Exercise directions: All of the material must be duplicated exactly, line by line.

Dataset:
*** Begin section ***

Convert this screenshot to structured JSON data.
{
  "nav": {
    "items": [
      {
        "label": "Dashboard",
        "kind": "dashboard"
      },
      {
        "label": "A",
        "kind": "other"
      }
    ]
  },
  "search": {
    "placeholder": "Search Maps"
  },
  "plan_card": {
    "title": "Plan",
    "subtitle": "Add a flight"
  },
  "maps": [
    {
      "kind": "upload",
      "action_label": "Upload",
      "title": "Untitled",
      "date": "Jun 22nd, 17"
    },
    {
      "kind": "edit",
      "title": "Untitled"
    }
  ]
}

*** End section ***

Solution to the exercise:
Convert this screenshot to structured JSON data.
{
  "nav": {
    "items": [
      {
        "label": "Dashboard",
        "kind": "dashboard"
      },
      {
        "label": "A",
        "kind": "other"
      }
    ]
  },
  "search": {
    "placeholder": "Search Maps"
  },
  "plan_card": {
    "title": "Plan",
    "subtitle": "Add a flight"
  },
  "maps": [
    {
      "kind": "upload",
      "action_label": "Upload",
      "title": "Untitled",
      "date": "Jun 22nd, 17"
    },
    {
      "kind": "edit",
      "title": "Untitled"
    }
  ]
}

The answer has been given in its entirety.